ABOUT THIS TASK: Produce the same data once more, line for line.

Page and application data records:

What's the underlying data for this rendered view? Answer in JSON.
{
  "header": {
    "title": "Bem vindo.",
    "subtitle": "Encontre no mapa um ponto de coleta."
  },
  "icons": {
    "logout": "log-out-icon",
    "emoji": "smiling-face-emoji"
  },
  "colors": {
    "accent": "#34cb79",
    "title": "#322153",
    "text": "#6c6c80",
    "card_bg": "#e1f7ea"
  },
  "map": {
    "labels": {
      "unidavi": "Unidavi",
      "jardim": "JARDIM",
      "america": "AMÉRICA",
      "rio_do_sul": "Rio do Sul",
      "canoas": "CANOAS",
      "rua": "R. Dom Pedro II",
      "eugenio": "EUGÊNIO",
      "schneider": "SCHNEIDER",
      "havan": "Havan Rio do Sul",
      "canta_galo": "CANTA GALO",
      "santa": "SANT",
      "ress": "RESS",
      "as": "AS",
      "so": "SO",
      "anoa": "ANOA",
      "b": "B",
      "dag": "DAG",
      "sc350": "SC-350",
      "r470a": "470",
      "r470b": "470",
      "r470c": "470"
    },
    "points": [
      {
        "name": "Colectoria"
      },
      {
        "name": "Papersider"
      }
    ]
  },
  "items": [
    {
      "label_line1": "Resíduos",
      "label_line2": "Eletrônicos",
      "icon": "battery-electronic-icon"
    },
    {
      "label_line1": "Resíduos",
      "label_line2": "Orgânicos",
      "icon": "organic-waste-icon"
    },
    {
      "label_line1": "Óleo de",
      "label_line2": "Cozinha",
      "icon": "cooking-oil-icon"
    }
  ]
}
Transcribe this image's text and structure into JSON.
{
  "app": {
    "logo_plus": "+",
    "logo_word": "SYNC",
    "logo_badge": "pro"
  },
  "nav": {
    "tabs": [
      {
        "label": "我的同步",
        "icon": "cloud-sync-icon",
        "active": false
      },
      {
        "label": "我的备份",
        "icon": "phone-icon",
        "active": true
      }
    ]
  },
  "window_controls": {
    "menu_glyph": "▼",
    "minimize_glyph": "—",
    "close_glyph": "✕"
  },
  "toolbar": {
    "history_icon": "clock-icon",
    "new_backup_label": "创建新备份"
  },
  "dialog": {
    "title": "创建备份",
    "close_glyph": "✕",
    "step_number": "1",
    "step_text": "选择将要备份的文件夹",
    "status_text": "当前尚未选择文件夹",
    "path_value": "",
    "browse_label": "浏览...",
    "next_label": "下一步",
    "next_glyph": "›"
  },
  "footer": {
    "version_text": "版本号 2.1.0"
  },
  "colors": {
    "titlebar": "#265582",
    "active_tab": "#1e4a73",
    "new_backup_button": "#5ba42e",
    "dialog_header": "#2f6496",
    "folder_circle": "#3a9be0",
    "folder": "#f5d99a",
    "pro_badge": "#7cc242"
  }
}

RESULT OF THIS TASK:
What's the underlying data for this rendered view? Answer in JSON.
{
  "header": {
    "title": "Bem vindo.",
    "subtitle": "Encontre no mapa um ponto de coleta."
  },
  "icons": {
    "logout": "log-out-icon",
    "emoji": "smiling-face-emoji"
  },
  "colors": {
    "accent": "#34cb79",
    "title": "#322153",
    "text": "#6c6c80",
    "card_bg": "#e1f7ea"
  },
  "map": {
    "labels": {
      "unidavi": "Unidavi",
      "jardim": "JARDIM",
      "america": "AMÉRICA",
      "rio_do_sul": "Rio do Sul",
      "canoas": "CANOAS",
      "rua": "R. Dom Pedro II",
      "eugenio": "EUGÊNIO",
      "schneider": "SCHNEIDER",
      "havan": "Havan Rio do Sul",
      "canta_galo": "CANTA GALO",
      "santa": "SANT",
      "ress": "RESS",
      "as": "AS",
      "so": "SO",
      "anoa": "ANOA",
      "b": "B",
      "dag": "DAG",
      "sc350": "SC-350",
      "r470a": "470",
      "r470b": "470",
      "r470c": "470"
    },
    "points": [
      {
        "name": "Colectoria"
      },
      {
        "name": "Papersider"
      }
    ]
  },
  "items": [
    {
      "label_line1": "Resíduos",
      "label_line2": "Eletrônicos",
      "icon": "battery-electronic-icon"
    },
    {
      "label_line1": "Resíduos",
      "label_line2": "Orgânicos",
      "icon": "organic-waste-icon"
    },
    {
      "label_line1": "Óleo de",
      "label_line2": "Cozinha",
      "icon": "cooking-oil-icon"
    }
  ]
}
Transcribe this image's text and structure into JSON.
{
  "app": {
    "logo_plus": "+",
    "logo_word": "SYNC",
    "logo_badge": "pro"
  },
  "nav": {
    "tabs": [
      {
        "label": "我的同步",
        "icon": "cloud-sync-icon",
        "active": false
      },
      {
        "label": "我的备份",
        "icon": "phone-icon",
        "active": true
      }
    ]
  },
  "window_controls": {
    "menu_glyph": "▼",
    "minimize_glyph": "—",
    "close_glyph": "✕"
  },
  "toolbar": {
    "history_icon": "clock-icon",
    "new_backup_label": "创建新备份"
  },
  "dialog": {
    "title": "创建备份",
    "close_glyph": "✕",
    "step_number": "1",
    "step_text": "选择将要备份的文件夹",
    "status_text": "当前尚未选择文件夹",
    "path_value": "",
    "browse_label": "浏览...",
    "next_label": "下一步",
    "next_glyph": "›"
  },
  "footer": {
    "version_text": "版本号 2.1.0"
  },
  "colors": {
    "titlebar": "#265582",
    "active_tab": "#1e4a73",
    "new_backup_button": "#5ba42e",
    "dialog_header": "#2f6496",
    "folder_circle": "#3a9be0",
    "folder": "#f5d99a",
    "pro_badge": "#7cc242"
  }
}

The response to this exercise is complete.